By Richard Feldman
USA – -(Ammoland.com)- Thirty years ago, national Democrats empathized with tens of millions of Americans on the politically muscular Second Amendment issue cluster.
Back then the struggle for the heart and soul of the gun rights movement was rabidly bipartisan.
Democratic Congressional leaders like John Dingell and Harold Volkmer spoke energetically about firearms and gun rights.
House Speaker Tom Foley and Judiciary Committee Chairman Jack Brooks would highlight NRA meetings as honored speakers.
Even Wayne LaPierre's NRA predecessor, Harlon Carter, was a former Lyndon B. Johnson-appointed head of Border Patrol.
The gun rights movement was politically pluralistic if nothing else. What happened?
Democrats precipitously abandoned the efforts to craft a pro-gun vision within a progressive, or even a center/left, populist agenda.
NRA's success in equating gun rights to the “essence of freedom” envisioned by our founders has been staggeringly effective.
Excoriating gun owners for their underlying belief in firearm ownership is now tantamount to being UN-American.
Firearm owners comprise over a third of the adult population in this country.
They care deeply about their guns and the full range of emotional, historical and political identifications that are encapsulated within this broad issue.
Understanding that one simple fact helps explain the gun rights community's durable potency in American elections.
Gun owners consistently care enough to vote on gun rights as a defining issue whenever they feel threatened.
Ever since the presidency of Bill Clinton, national Democrats advocate policies erroneously conflating over 99 percent of regular gun owners with the problems from less than .01 percent of illegal gun criminals.
This crucial intellectual and criminological derailment validates the ardent fears gun owners have toward Democrats whose sights are on the White House or any statehouse.
Barack Obama and Hillary Clinton have professed allegiance to the Second Amendment (during campaign season), but their actions (and our fears) once elected speak volumes.
The despicable racist murders in Charleston, S.C., last week might have created an opportunity for galvanizing firearm owners, but Hillary Clinton and the President are signaling to the gun community that our rights must be violated to placate the politically correct views of their uninformed and firearm-clueless big donors.
This feckless miscalculation allows a geographic and cultural divide to fester into a seismic political fault line skewing due right into Republican victories. Just ask Al Gore!
Guns are as much a symbolic issue as they are a policy fight, and symbols are mighty potent tools when manipulated by the media echo chamber.
Pro-gun leadership groups may deserve much credit, but it's the national media who, for 40 years, have anointed the gun lobby's “invincibility” time and time again. Indeed, are the words “powerful gun lobby” one word or three?
Michael Bloomberg can spend half his fortune propping up the “anti-gun” movement, and he will have some success where Democrats control all the levers of power.

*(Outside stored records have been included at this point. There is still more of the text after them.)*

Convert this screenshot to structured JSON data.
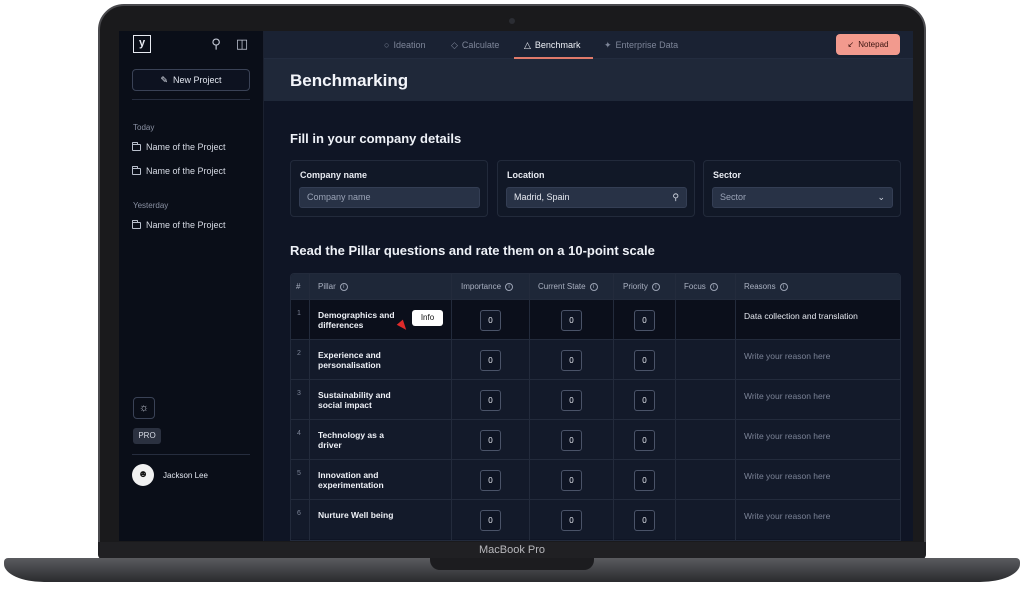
{
  "device": {
    "label": "MacBook Pro"
  },
  "sidebar": {
    "logo": "y",
    "new_project_label": "New Project",
    "sections": [
      {
        "title": "Today",
        "items": [
          "Name of the Project",
          "Name of the Project"
        ]
      },
      {
        "title": "Yesterday",
        "items": [
          "Name of the Project"
        ]
      }
    ],
    "theme_icon": "sun-icon",
    "badge": "PRO",
    "user": {
      "name": "Jackson Lee"
    }
  },
  "topbar": {
    "tabs": [
      {
        "label": "Ideation",
        "icon": "bulb-icon",
        "active": false
      },
      {
        "label": "Calculate",
        "icon": "diamond-icon",
        "active": false
      },
      {
        "label": "Benchmark",
        "icon": "flame-icon",
        "active": true
      },
      {
        "label": "Enterprise Data",
        "icon": "sparkle-icon",
        "active": false
      }
    ],
    "notepad_label": "Notepad"
  },
  "page": {
    "title": "Benchmarking",
    "details_title": "Fill in your company details",
    "company": {
      "label": "Company name",
      "placeholder": "Company name"
    },
    "location": {
      "label": "Location",
      "value": "Madrid, Spain"
    },
    "sector": {
      "label": "Sector",
      "placeholder": "Sector"
    },
    "table_title": "Read the Pillar questions and rate them on a 10-point scale"
  },
  "table": {
    "headers": [
      "#",
      "Pillar",
      "Importance",
      "Current State",
      "Priority",
      "Focus",
      "Reasons"
    ],
    "info_label": "Info",
    "rows": [
      {
        "num": "1",
        "pillar": "Demographics and differences",
        "importance": "0",
        "current": "0",
        "priority": "0",
        "reason": "Data collection and translation"
      },
      {
        "num": "2",
        "pillar": "Experience and personalisation",
        "importance": "0",
        "current": "0",
        "priority": "0",
        "reason": "Write your reason here"
      },
      {
        "num": "3",
        "pillar": "Sustainability and social impact",
        "importance": "0",
        "current": "0",
        "priority": "0",
        "reason": "Write your reason here"
      },
      {
        "num": "4",
        "pillar": "Technology as a driver",
        "importance": "0",
        "current": "0",
        "priority": "0",
        "reason": "Write your reason here"
      },
      {
        "num": "5",
        "pillar": "Innovation and experimentation",
        "importance": "0",
        "current": "0",
        "priority": "0",
        "reason": "Write your reason here"
      },
      {
        "num": "6",
        "pillar": "Nurture Well being",
        "importance": "0",
        "current": "0",
        "priority": "0",
        "reason": "Write your reason here"
      }
    ]
  }
}
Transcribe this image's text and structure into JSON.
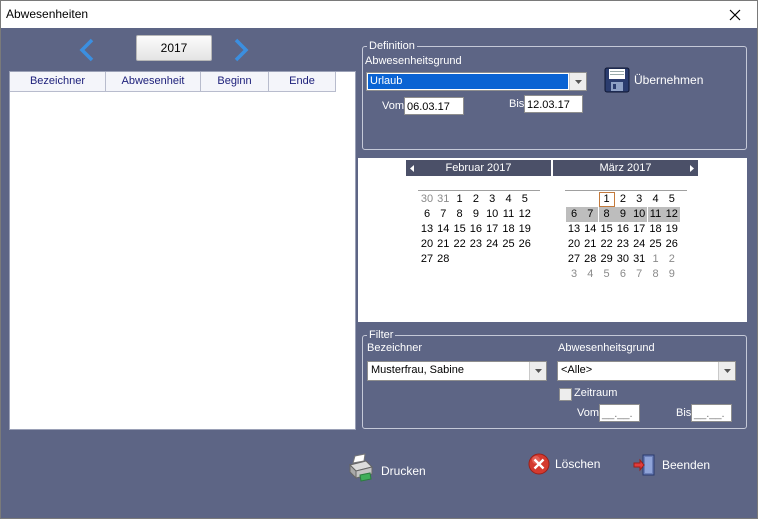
{
  "window": {
    "title": "Abwesenheiten"
  },
  "toolbar": {
    "year": "2017"
  },
  "list": {
    "columns": [
      "Bezeichner",
      "Abwesenheit",
      "Beginn",
      "Ende"
    ]
  },
  "definition": {
    "legend": "Definition",
    "reason_label": "Abwesenheitsgrund",
    "reason_value": "Urlaub",
    "apply_label": "Übernehmen",
    "from_label": "Vom",
    "from_value": "06.03.17",
    "to_label": "Bis",
    "to_value": "12.03.17"
  },
  "calendar": {
    "months": [
      {
        "title": "Februar 2017",
        "weeks": [
          [
            "30",
            "31",
            "1",
            "2",
            "3",
            "4",
            "5"
          ],
          [
            "6",
            "7",
            "8",
            "9",
            "10",
            "11",
            "12"
          ],
          [
            "13",
            "14",
            "15",
            "16",
            "17",
            "18",
            "19"
          ],
          [
            "20",
            "21",
            "22",
            "23",
            "24",
            "25",
            "26"
          ],
          [
            "27",
            "28",
            "",
            "",
            "",
            "",
            ""
          ]
        ],
        "other_month": [
          [
            0,
            0
          ],
          [
            0,
            1
          ]
        ],
        "range_row": -1
      },
      {
        "title": "März 2017",
        "weeks": [
          [
            "",
            "",
            "1",
            "2",
            "3",
            "4",
            "5"
          ],
          [
            "6",
            "7",
            "8",
            "9",
            "10",
            "11",
            "12"
          ],
          [
            "13",
            "14",
            "15",
            "16",
            "17",
            "18",
            "19"
          ],
          [
            "20",
            "21",
            "22",
            "23",
            "24",
            "25",
            "26"
          ],
          [
            "27",
            "28",
            "29",
            "30",
            "31",
            "1",
            "2"
          ],
          [
            "3",
            "4",
            "5",
            "6",
            "7",
            "8",
            "9"
          ]
        ],
        "other_month": [
          [
            4,
            5
          ],
          [
            4,
            6
          ],
          [
            5,
            0
          ],
          [
            5,
            1
          ],
          [
            5,
            2
          ],
          [
            5,
            3
          ],
          [
            5,
            4
          ],
          [
            5,
            5
          ],
          [
            5,
            6
          ]
        ],
        "range_row": 1,
        "today": [
          0,
          2
        ]
      }
    ]
  },
  "filter": {
    "legend": "Filter",
    "name_label": "Bezeichner",
    "name_value": "Musterfrau, Sabine",
    "reason_label": "Abwesenheitsgrund",
    "reason_value": "<Alle>",
    "period_label": "Zeitraum",
    "from_label": "Vom",
    "from_value": "__.__.",
    "to_label": "Bis",
    "to_value": "__.__."
  },
  "actions": {
    "print": "Drucken",
    "delete": "Löschen",
    "exit": "Beenden"
  },
  "colors": {
    "background": "#5d6585",
    "selection": "#0a63d3",
    "nav_arrow": "#3b8fe0",
    "calendar_header": "#4b5068"
  }
}
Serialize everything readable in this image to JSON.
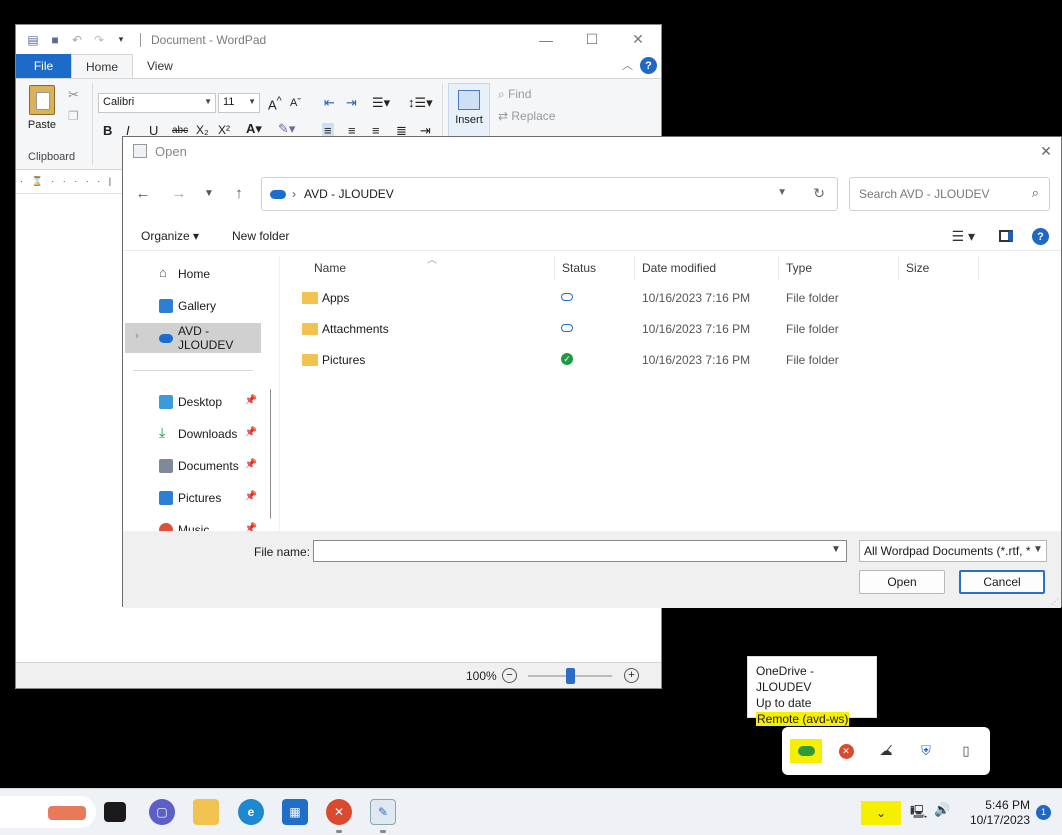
{
  "wordpad": {
    "title": "Document - WordPad",
    "tabs": [
      "File",
      "Home",
      "View"
    ],
    "font_name": "Calibri",
    "font_size": "11",
    "paste_label": "Paste",
    "clipboard_group": "Clipboard",
    "insert_label": "Insert",
    "find_label": "Find",
    "replace_label": "Replace",
    "zoom": "100%"
  },
  "dialog": {
    "title": "Open",
    "breadcrumb": "AVD - JLOUDEV",
    "search_placeholder": "Search AVD - JLOUDEV",
    "organize": "Organize",
    "new_folder": "New folder",
    "nav_items": [
      {
        "label": "Home"
      },
      {
        "label": "Gallery"
      },
      {
        "label": "AVD - JLOUDEV"
      },
      {
        "label": "Desktop"
      },
      {
        "label": "Downloads"
      },
      {
        "label": "Documents"
      },
      {
        "label": "Pictures"
      },
      {
        "label": "Music"
      }
    ],
    "columns": [
      "Name",
      "Status",
      "Date modified",
      "Type",
      "Size"
    ],
    "files": [
      {
        "name": "Apps",
        "status": "cloud",
        "date": "10/16/2023 7:16 PM",
        "type": "File folder"
      },
      {
        "name": "Attachments",
        "status": "cloud",
        "date": "10/16/2023 7:16 PM",
        "type": "File folder"
      },
      {
        "name": "Pictures",
        "status": "synced",
        "date": "10/16/2023 7:16 PM",
        "type": "File folder"
      }
    ],
    "file_name_label": "File name:",
    "file_name_value": "",
    "file_type": "All Wordpad Documents (*.rtf, *",
    "open_button": "Open",
    "cancel_button": "Cancel"
  },
  "tooltip": {
    "line1": "OneDrive - JLOUDEV",
    "line2": "Up to date",
    "line3": "Remote (avd-ws)",
    "highlight_color": "#f6f000"
  },
  "taskbar": {
    "time": "5:46 PM",
    "date": "10/17/2023",
    "notification_count": "1"
  },
  "colors": {
    "accent": "#1c6bc9",
    "onedrive_blue": "#1a6ecf",
    "synced_green": "#1e9a45"
  }
}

Bloomberg and his AstroTurf minions would be well-advised to heed the words of former Congressman Barney Frank, who recently wrote, “… Liberals who try to comfort themselves with the notion that the NRA wins legislative battles because of their vast campaign contributions are engaged in self-deceptive self-justification. The NRA wins at the ballot box, not in the streets and not by checkbook.”
There you have it. Want to start changing the world? Stop protesting it!

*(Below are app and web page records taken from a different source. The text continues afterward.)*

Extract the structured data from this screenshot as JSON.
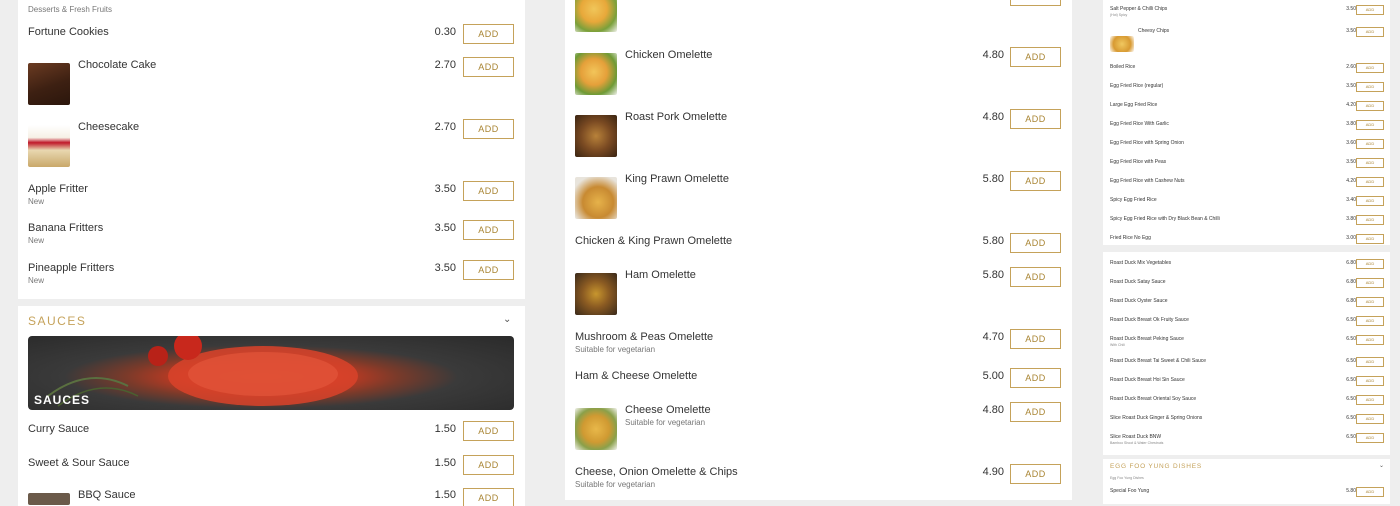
{
  "col1": {
    "top_subtitle": "Desserts & Fresh Fruits",
    "items": [
      {
        "name": "Fortune Cookies",
        "price": "0.30",
        "add": "ADD"
      },
      {
        "name": "Chocolate Cake",
        "price": "2.70",
        "add": "ADD",
        "thumb": "chocolate-cake"
      },
      {
        "name": "Cheesecake",
        "price": "2.70",
        "add": "ADD",
        "thumb": "cheesecake"
      },
      {
        "name": "Apple Fritter",
        "sub": "New",
        "price": "3.50",
        "add": "ADD"
      },
      {
        "name": "Banana Fritters",
        "sub": "New",
        "price": "3.50",
        "add": "ADD"
      },
      {
        "name": "Pineapple Fritters",
        "sub": "New",
        "price": "3.50",
        "add": "ADD"
      }
    ]
  },
  "sauces": {
    "heading": "SAUCES",
    "banner_label": "SAUCES",
    "items": [
      {
        "name": "Curry Sauce",
        "price": "1.50",
        "add": "ADD"
      },
      {
        "name": "Sweet & Sour Sauce",
        "price": "1.50",
        "add": "ADD"
      },
      {
        "name": "BBQ Sauce",
        "price": "1.50",
        "add": "ADD"
      }
    ]
  },
  "col2": {
    "items": [
      {
        "name": "Chicken Omelette",
        "price": "4.80",
        "add": "ADD"
      },
      {
        "name": "Roast Pork Omelette",
        "price": "4.80",
        "add": "ADD"
      },
      {
        "name": "King Prawn Omelette",
        "price": "5.80",
        "add": "ADD"
      },
      {
        "name": "Chicken & King Prawn Omelette",
        "price": "5.80",
        "add": "ADD"
      },
      {
        "name": "Ham Omelette",
        "price": "5.80",
        "add": "ADD"
      },
      {
        "name": "Mushroom & Peas Omelette",
        "sub": "Suitable for vegetarian",
        "price": "4.70",
        "add": "ADD"
      },
      {
        "name": "Ham & Cheese Omelette",
        "price": "5.00",
        "add": "ADD"
      },
      {
        "name": "Cheese Omelette",
        "sub": "Suitable for vegetarian",
        "price": "4.80",
        "add": "ADD"
      },
      {
        "name": "Cheese, Onion Omelette & Chips",
        "sub": "Suitable for vegetarian",
        "price": "4.90",
        "add": "ADD"
      }
    ]
  },
  "col3": {
    "rice_items": [
      {
        "name": "Salt Pepper & Chilli Chips",
        "sub": "(Hot) Spicy",
        "price": "3.50",
        "add": "ADD"
      },
      {
        "name": "Cheesy Chips",
        "price": "3.50",
        "add": "ADD"
      },
      {
        "name": "Boiled Rice",
        "price": "2.60",
        "add": "ADD"
      },
      {
        "name": "Egg Fried Rice (regular)",
        "price": "3.50",
        "add": "ADD"
      },
      {
        "name": "Large Egg Fried Rice",
        "price": "4.20",
        "add": "ADD"
      },
      {
        "name": "Egg Fried Rice With Garlic",
        "price": "3.80",
        "add": "ADD"
      },
      {
        "name": "Egg Fried Rice with Spring Onion",
        "price": "3.60",
        "add": "ADD"
      },
      {
        "name": "Egg Fried Rice with Peas",
        "price": "3.50",
        "add": "ADD"
      },
      {
        "name": "Egg Fried Rice with Cashew Nuts",
        "price": "4.20",
        "add": "ADD"
      },
      {
        "name": "Spicy Egg Fried Rice",
        "price": "3.40",
        "add": "ADD"
      },
      {
        "name": "Spicy Egg Fried Rice with Dry Black Bean & Chilli",
        "price": "3.80",
        "add": "ADD"
      },
      {
        "name": "Fried Rice No Egg",
        "price": "3.00",
        "add": "ADD"
      }
    ],
    "duck_items": [
      {
        "name": "Roast Duck Mix Vegetables",
        "price": "6.80",
        "add": "ADD"
      },
      {
        "name": "Roast Duck Satay Sauce",
        "price": "6.80",
        "add": "ADD"
      },
      {
        "name": "Roast Duck Oyster Sauce",
        "price": "6.80",
        "add": "ADD"
      },
      {
        "name": "Roast Duck Breast Ok Fruity Sauce",
        "price": "6.50",
        "add": "ADD"
      },
      {
        "name": "Roast Duck Breast Peking Sauce",
        "sub": "With Chili",
        "price": "6.50",
        "add": "ADD"
      },
      {
        "name": "Roast Duck Breast Tai Sweet & Chili Sauce",
        "price": "6.50",
        "add": "ADD"
      },
      {
        "name": "Roast Duck Breast Hoi Sin Sauce",
        "price": "6.50",
        "add": "ADD"
      },
      {
        "name": "Roast Duck Breast Oriental Soy Sauce",
        "price": "6.50",
        "add": "ADD"
      },
      {
        "name": "Slice Roast Duck Ginger & Spring Onions",
        "price": "6.50",
        "add": "ADD"
      },
      {
        "name": "Slice Roast Duck BNW",
        "sub": "Bamboo Shoot & Water Chestnuts",
        "price": "6.50",
        "add": "ADD"
      }
    ],
    "foo_yung": {
      "heading": "EGG FOO YUNG DISHES",
      "sub": "Egg Foo Yung Dishes",
      "items": [
        {
          "name": "Special Foo Yung",
          "price": "5.80",
          "add": "ADD"
        }
      ]
    }
  },
  "colors": {
    "accent": "#c5a25a",
    "button_text": "#a88432",
    "page_bg": "#eeeeee"
  }
}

A heartfelt, articulate Democratic pro-firearm civil rights agenda would allow for thoughtful discussion about the serious problems Americans face with the negligent misuse, the intentional criminal misuse and the mentally deranged misuse of guns.

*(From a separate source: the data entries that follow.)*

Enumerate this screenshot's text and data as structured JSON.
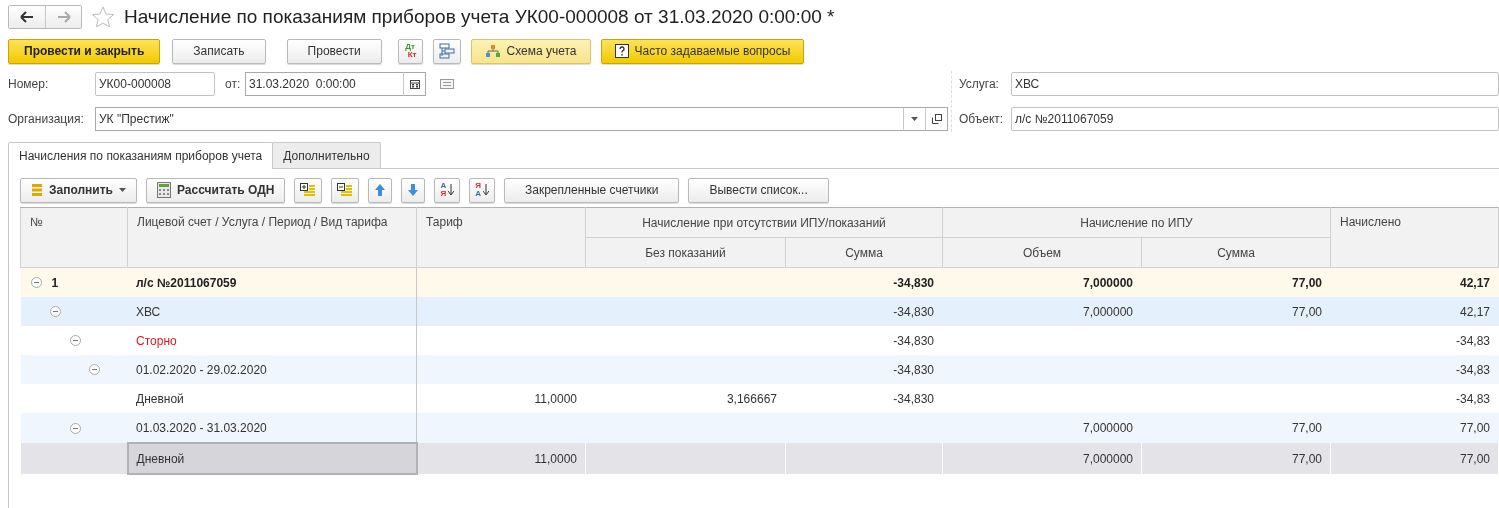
{
  "window": {
    "title": "Начисление по показаниям приборов учета УК00-000008 от 31.03.2020 0:00:00 *",
    "favorite": false
  },
  "toolbar": [
    {
      "kind": "primary",
      "label": "Провести и закрыть"
    },
    {
      "kind": "plain",
      "label": "Записать"
    },
    {
      "kind": "plain",
      "label": "Провести"
    },
    {
      "kind": "dtkt",
      "top": "Дт",
      "bottom": "Кт"
    },
    {
      "kind": "structure"
    },
    {
      "kind": "scheme",
      "label": "Схема учета"
    },
    {
      "kind": "help",
      "label": "Часто задаваемые вопросы"
    }
  ],
  "fields": {
    "number": {
      "label": "Номер:",
      "value": "УК00-000008"
    },
    "date": {
      "label": "от:",
      "value": "31.03.2020  0:00:00"
    },
    "organization": {
      "label": "Организация:",
      "value": "УК \"Престиж\""
    },
    "service": {
      "label": "Услуга:",
      "value": "ХВС"
    },
    "object": {
      "label": "Объект:",
      "value": "л/с №2011067059"
    }
  },
  "tabs": [
    {
      "label": "Начисления по показаниям приборов учета",
      "selected": true
    },
    {
      "label": "Дополнительно",
      "selected": false
    }
  ],
  "table_toolbar": [
    {
      "kind": "fill",
      "label": "Заполнить"
    },
    {
      "kind": "calc",
      "label": "Рассчитать ОДН"
    },
    {
      "kind": "expand"
    },
    {
      "kind": "collapse"
    },
    {
      "kind": "up"
    },
    {
      "kind": "down"
    },
    {
      "kind": "sort",
      "top": "А",
      "bottom": "Я"
    },
    {
      "kind": "sort",
      "top": "Я",
      "bottom": "А"
    },
    {
      "kind": "plain",
      "label": "Закрепленные счетчики"
    },
    {
      "kind": "plain",
      "label": "Вывести список..."
    }
  ],
  "table": {
    "columns": [
      {
        "label": "№"
      },
      {
        "label": "Лицевой счет / Услуга / Период / Вид тарифа"
      },
      {
        "label": "Тариф"
      },
      {
        "label": "Начисление при отсутствии ИПУ/показаний",
        "children": [
          {
            "label": "Без показаний"
          },
          {
            "label": "Сумма"
          }
        ]
      },
      {
        "label": "Начисление по ИПУ",
        "children": [
          {
            "label": "Объем"
          },
          {
            "label": "Сумма"
          }
        ]
      },
      {
        "label": "Начислено"
      }
    ],
    "rows": [
      {
        "kind": "account",
        "number": "1",
        "text": "л/с №2011067059",
        "expanded": true,
        "selected": false,
        "values": {
          "sum_no_meter": "-34,830",
          "volume": "7,000000",
          "sum_meter": "77,00",
          "charged": "42,17"
        },
        "children": [
          {
            "kind": "service",
            "text": "ХВС",
            "expanded": true,
            "selected": false,
            "values": {
              "sum_no_meter": "-34,830",
              "volume": "7,000000",
              "sum_meter": "77,00",
              "charged": "42,17"
            },
            "children": [
              {
                "kind": "storno",
                "text": "Сторно",
                "expanded": true,
                "selected": false,
                "values": {
                  "sum_no_meter": "-34,830",
                  "charged": "-34,83"
                },
                "children": [
                  {
                    "kind": "plain",
                    "text": "01.02.2020 - 29.02.2020",
                    "expanded": true,
                    "selected": false,
                    "values": {
                      "sum_no_meter": "-34,830",
                      "charged": "-34,83"
                    },
                    "children": [
                      {
                        "kind": "plain",
                        "text": "Дневной",
                        "selected": false,
                        "values": {
                          "tariff": "11,0000",
                          "no_reading": "3,166667",
                          "sum_no_meter": "-34,830",
                          "charged": "-34,83"
                        }
                      }
                    ]
                  }
                ]
              },
              {
                "kind": "plain",
                "text": "01.03.2020 - 31.03.2020",
                "expanded": true,
                "selected": false,
                "values": {
                  "volume": "7,000000",
                  "sum_meter": "77,00",
                  "charged": "77,00"
                },
                "children": [
                  {
                    "kind": "plain",
                    "text": "Дневной",
                    "selected": true,
                    "values": {
                      "tariff": "11,0000",
                      "volume": "7,000000",
                      "sum_meter": "77,00",
                      "charged": "77,00"
                    }
                  }
                ]
              }
            ]
          }
        ]
      }
    ]
  }
}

Hey, Sen. Bernie Sanders, are you listening?
Counterproductive proposals couched in terms of “common sense” or “reasonable intrusions” widen the gulf, distort the problem and utterly fail to address constitutionally sensitive, results-driven policy solutions.
- Why don't gun owners trust national Democrats?
- Why does the NRA have an approval rating three times that of Congress?
Don't think too hard. They are rhetorical questions!
Richard Feldman, Esq., is president of the Independent Firearm Owners Association, and author of “Ricochet, Confessions of a Gun Lobbyist.” He attended the NRA's April annual meeting in Nashville.